Follow expert opinion on Secretary Gates's speech, and join the discussion on Twitter with your own reaction, using the hashtag #AEIGates.
ARTHUR BROOKS, AEI
SECRETARY OF DEFENSE ROBERT GATES, Department of Defense
Question and Answer
DANIELLE PLETKA, AEI
CHRISTOPHER PREBLE, Cato Institute
MICHAEL O' HANLON, The Brookings Institution
THOMAS DONNELLY, AEI
Arthur C. Brooks is the president of AEI. Until January 1, 2009, he was the Louis A. Bantle Professor of Business and Government Policy at Syracuse University. He is the author of eight books and many articles on topics ranging from the economics of the arts to applied mathematics. His most recent books include The Battle: How the Fight Between Free Enterprise and Big Government Will Shape America's Future (Basic Books, 2010), Gross National Happiness (Basic Books, 2008), Social Entrepreneurship (Prentice Hall, 2008), and Who Really Cares (Basic Books, 2006). Before pursuing his work in public policy, Mr. Brooks spent twelve years as a professional French hornist with the City Orchestra of Barcelona and other ensembles.

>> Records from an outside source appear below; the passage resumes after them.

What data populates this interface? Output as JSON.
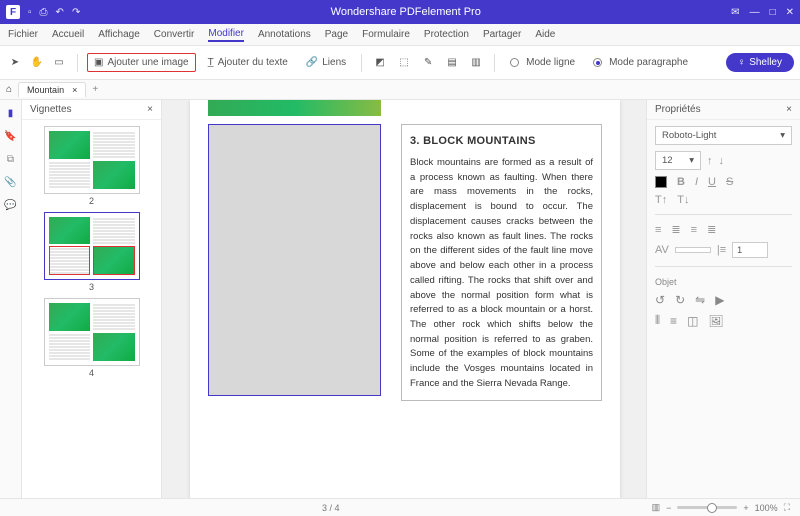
{
  "app": {
    "title": "Wondershare PDFelement Pro",
    "logo": "F"
  },
  "menu": {
    "items": [
      "Fichier",
      "Accueil",
      "Affichage",
      "Convertir",
      "Modifier",
      "Annotations",
      "Page",
      "Formulaire",
      "Protection",
      "Partager",
      "Aide"
    ],
    "active": 4
  },
  "toolbar": {
    "add_image": "Ajouter une image",
    "add_text": "Ajouter du texte",
    "links": "Liens",
    "mode_line": "Mode ligne",
    "mode_para": "Mode paragraphe",
    "user": "Shelley"
  },
  "tab": {
    "name": "Mountain",
    "close": "×",
    "add": "+"
  },
  "thumbs": {
    "title": "Vignettes",
    "close": "×",
    "pages": [
      2,
      3,
      4
    ],
    "current": 3
  },
  "doc": {
    "heading": "3. BLOCK MOUNTAINS",
    "body": "Block mountains are formed as a result of a process known as faulting. When there are mass movements in the rocks, displacement is bound to occur. The displacement causes cracks between the rocks also known as fault lines. The rocks on the different sides of the fault line move above and below each other in a process called rifting. The rocks that shift over and above the normal position form what is referred to as a block mountain or a horst. The other rock which shifts below the normal position is referred to as graben. Some of the examples of block mountains include the Vosges mountains located in France and the Sierra Nevada Range."
  },
  "props": {
    "title": "Propriétés",
    "close": "×",
    "font": "Roboto-Light",
    "size": "12",
    "line_spacing_label": "1",
    "object_label": "Objet"
  },
  "status": {
    "page": "3 / 4",
    "zoom": "100%"
  }
}
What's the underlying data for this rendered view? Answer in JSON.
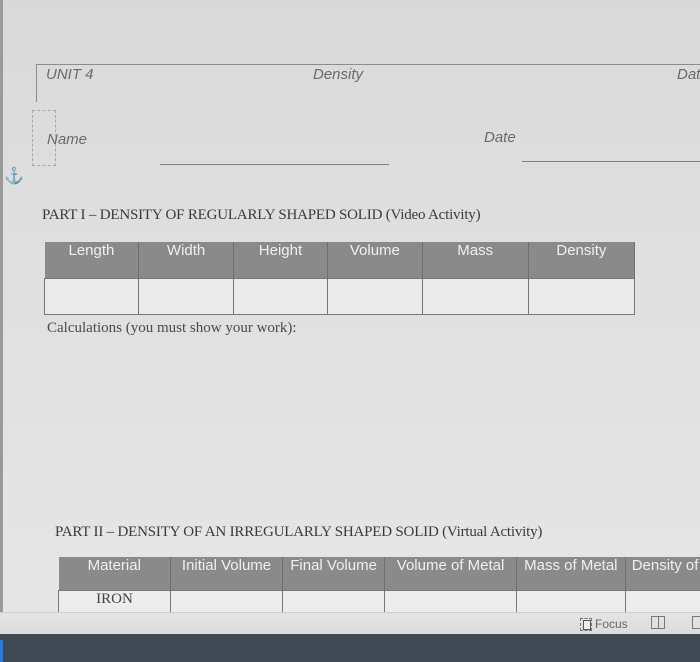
{
  "header": {
    "unit": "UNIT 4",
    "topic": "Density",
    "date_truncated": "Dat"
  },
  "student_info": {
    "name_label": "Name",
    "date_label": "Date",
    "name_value": "",
    "date_value": ""
  },
  "part1": {
    "title": "PART I – DENSITY OF REGULARLY SHAPED SOLID (Video Activity)",
    "columns": [
      "Length",
      "Width",
      "Height",
      "Volume",
      "Mass",
      "Density"
    ],
    "rows": [
      [
        "",
        "",
        "",
        "",
        "",
        ""
      ]
    ],
    "calculations_label": "Calculations (you must show your work):"
  },
  "part2": {
    "title": "PART II – DENSITY OF AN IRREGULARLY SHAPED SOLID (Virtual Activity)",
    "columns": [
      "Material",
      "Initial Volume",
      "Final Volume",
      "Volume of Metal",
      "Mass of Metal",
      "Density of"
    ],
    "rows": [
      [
        "IRON",
        "",
        "",
        "",
        "",
        ""
      ]
    ]
  },
  "status_bar": {
    "focus_label": "Focus",
    "icons": [
      "focus-icon",
      "read-mode-icon",
      "print-layout-icon"
    ]
  },
  "icons": {
    "anchor": "⚓"
  }
}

Robert M. Gates has served as the US secretary of defense since December 2006. He is the only secretary of defense in US history to be asked to remain in that office by a newly elected president. Before holding this position, Secretary Gates was the president of Texas A&M University. He joined the Central Intelligence Agency (CIA) in 1966 and spent nearly twenty-seven years as an intelligence professional. During that period, he spent almost nine years at the White House National Security Council, serving four presidents of both political parties. Secretary Gates was director of central intelligence from 1991 to 1993. He has received the National Security Medal, the Presidential Citizens Medal, the National Intelligence Distinguished Service Medal (twice), and the CIA's highest award, the Distinguished Intelligence Medal (three times). He is the author of the memoir From the Shadows: The Ultimate Insider's Story of Five Presidents and How They Won the Cold War (Simon & Schuster, 1996). Until becoming secretary of defense, he served as chairman of the independent trustees of the Fidelity Funds, the country's largest mutual-fund company, and on the board of directors of NACCO Industries Inc., Brinker International Inc., and Parker Drilling Company Inc.